In a recent conversation with a friend about fatbike trails I was bemoaning the fact that (in winter) fatbikes need a groomed trail to ride. And because of that we mostly rely on snowshoers, snowcats, and snowmobiles for getting out and about on the snow. We wait for them to pack down the trail after each big snowfall and then can ride where they went. We follow ‘their’ trails to go where they go which may follow a pretty boring route or have poor route selection and be too steep to ride, uphill at least. I was thinking how different this is from backcountry skiing, my other winter passion, where you can go where you please and choose your own line as you go – up and down.
But what later occurred to me was that fatbike ‘trails’ are really not too different than regular summer mountain bike trails. They’re created by machines or by manual labor for recreation. As mountain bikers we follow old social trails, moto trails, jeep roads, sometimes deer trails, and trails developed by land managers. Granted we don’t have to clear the trail after a rainstorm (usually) but trail maintenance is a necessity and part and parcel of our experience.
Fatbikes are just coming onto the scene asking for access/permission to use these trails and a say in how these trails are “built.” I believe it’s up to the users of the sport to take part in the advocacy, development, and maintenance of these trail systems, no matter what the season. It makes me want to buy a used snowmobile, or schedule a bunch more time on the snowshoes…
This article on Fat-bike.com really drove home the point that we as trail users also need to get involved and stop relying on others to make the trails we want to use. Trail users in Wisconsin and other states are developing and maintaining singletrack trails for fatbike use by working with public and private land owners. All we need is snow as the canvas (which California does NOT have right now). Keeping the trail grade rideable, making a swoopy singletrack packed route through the woods, not pissing off XC skiers or snowmobiles by using their historic routes and riding in the classic tracks.
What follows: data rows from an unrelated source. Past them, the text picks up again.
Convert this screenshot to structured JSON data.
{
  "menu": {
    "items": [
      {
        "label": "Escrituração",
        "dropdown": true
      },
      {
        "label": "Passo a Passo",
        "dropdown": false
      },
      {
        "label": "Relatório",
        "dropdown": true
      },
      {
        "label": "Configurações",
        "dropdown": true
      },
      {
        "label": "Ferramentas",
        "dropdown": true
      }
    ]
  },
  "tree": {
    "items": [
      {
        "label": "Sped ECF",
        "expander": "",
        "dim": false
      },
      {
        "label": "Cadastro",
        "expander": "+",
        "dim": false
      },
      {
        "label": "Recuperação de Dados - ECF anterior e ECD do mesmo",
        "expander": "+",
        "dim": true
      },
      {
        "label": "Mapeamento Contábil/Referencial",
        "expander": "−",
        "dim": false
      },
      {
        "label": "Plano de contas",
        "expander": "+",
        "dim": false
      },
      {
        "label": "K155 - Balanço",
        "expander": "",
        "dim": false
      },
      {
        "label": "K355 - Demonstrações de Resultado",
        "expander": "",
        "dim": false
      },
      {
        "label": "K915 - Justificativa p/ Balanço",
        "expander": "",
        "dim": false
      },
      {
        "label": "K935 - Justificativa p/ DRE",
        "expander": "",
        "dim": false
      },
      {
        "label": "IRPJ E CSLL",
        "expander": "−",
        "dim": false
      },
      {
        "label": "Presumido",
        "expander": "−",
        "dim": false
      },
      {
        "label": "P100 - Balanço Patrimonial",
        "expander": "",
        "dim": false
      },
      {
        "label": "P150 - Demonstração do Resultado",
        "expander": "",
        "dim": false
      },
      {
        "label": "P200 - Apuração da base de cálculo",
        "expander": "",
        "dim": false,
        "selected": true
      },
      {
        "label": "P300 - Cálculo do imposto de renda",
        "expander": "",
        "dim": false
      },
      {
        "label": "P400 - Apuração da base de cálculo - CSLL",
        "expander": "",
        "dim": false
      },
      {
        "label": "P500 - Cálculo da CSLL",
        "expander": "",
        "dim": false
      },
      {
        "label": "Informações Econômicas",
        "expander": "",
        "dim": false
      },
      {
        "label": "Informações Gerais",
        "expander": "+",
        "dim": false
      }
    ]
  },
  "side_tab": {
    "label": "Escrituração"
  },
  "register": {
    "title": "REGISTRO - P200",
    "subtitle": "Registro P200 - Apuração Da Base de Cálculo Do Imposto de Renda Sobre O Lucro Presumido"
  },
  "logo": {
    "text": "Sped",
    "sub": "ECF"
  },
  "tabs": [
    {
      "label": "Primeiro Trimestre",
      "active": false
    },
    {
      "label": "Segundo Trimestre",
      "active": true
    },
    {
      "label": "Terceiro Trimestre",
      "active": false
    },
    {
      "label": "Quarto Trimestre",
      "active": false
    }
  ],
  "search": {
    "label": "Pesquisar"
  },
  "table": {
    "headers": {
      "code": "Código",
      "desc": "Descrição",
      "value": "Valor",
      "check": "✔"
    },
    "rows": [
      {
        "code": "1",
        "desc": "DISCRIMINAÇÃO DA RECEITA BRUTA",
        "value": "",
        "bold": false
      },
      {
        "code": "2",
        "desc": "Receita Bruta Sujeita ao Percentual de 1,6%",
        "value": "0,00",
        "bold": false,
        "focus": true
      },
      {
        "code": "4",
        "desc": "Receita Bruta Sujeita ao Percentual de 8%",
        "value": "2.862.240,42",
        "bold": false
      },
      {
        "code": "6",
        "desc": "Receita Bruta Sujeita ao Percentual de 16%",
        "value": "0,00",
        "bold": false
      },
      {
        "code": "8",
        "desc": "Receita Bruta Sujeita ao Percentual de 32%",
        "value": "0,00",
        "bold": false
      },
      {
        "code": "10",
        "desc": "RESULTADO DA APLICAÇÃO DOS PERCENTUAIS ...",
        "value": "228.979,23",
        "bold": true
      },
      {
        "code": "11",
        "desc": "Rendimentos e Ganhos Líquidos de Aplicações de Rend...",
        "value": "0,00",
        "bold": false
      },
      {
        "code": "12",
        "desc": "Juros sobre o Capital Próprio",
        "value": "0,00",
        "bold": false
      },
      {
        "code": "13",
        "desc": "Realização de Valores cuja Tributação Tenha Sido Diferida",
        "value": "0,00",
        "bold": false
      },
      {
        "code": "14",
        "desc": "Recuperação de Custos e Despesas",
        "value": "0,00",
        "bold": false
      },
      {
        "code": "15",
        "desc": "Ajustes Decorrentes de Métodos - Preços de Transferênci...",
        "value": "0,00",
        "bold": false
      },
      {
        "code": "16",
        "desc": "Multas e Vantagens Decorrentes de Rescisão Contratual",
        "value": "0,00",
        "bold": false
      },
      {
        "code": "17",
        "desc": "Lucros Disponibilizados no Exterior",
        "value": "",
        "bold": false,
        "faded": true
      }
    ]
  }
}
All these things are possible when an effort is made.
The mid-west appears to be on its way to being a fatbike destination like Moab is for mountain bikers the rest of the year. I can now imagine booking a flight to hit some of the destinations out there and maybe a race like the Birkie which now has a fatbike category and happens to be the first U.S. National Fatbike Championships. But all over race series are popping up and this sport is going to continue to grow. With more users we need more smart, planned management so we don’t get kicked off trail systems used by other groups – like mountain bikes were at the start of their rise in such places as Marin County, CA and Boulder, CO. IMBA has started thinking about it, but it’s the grassroots groups that will make it happen at the local level.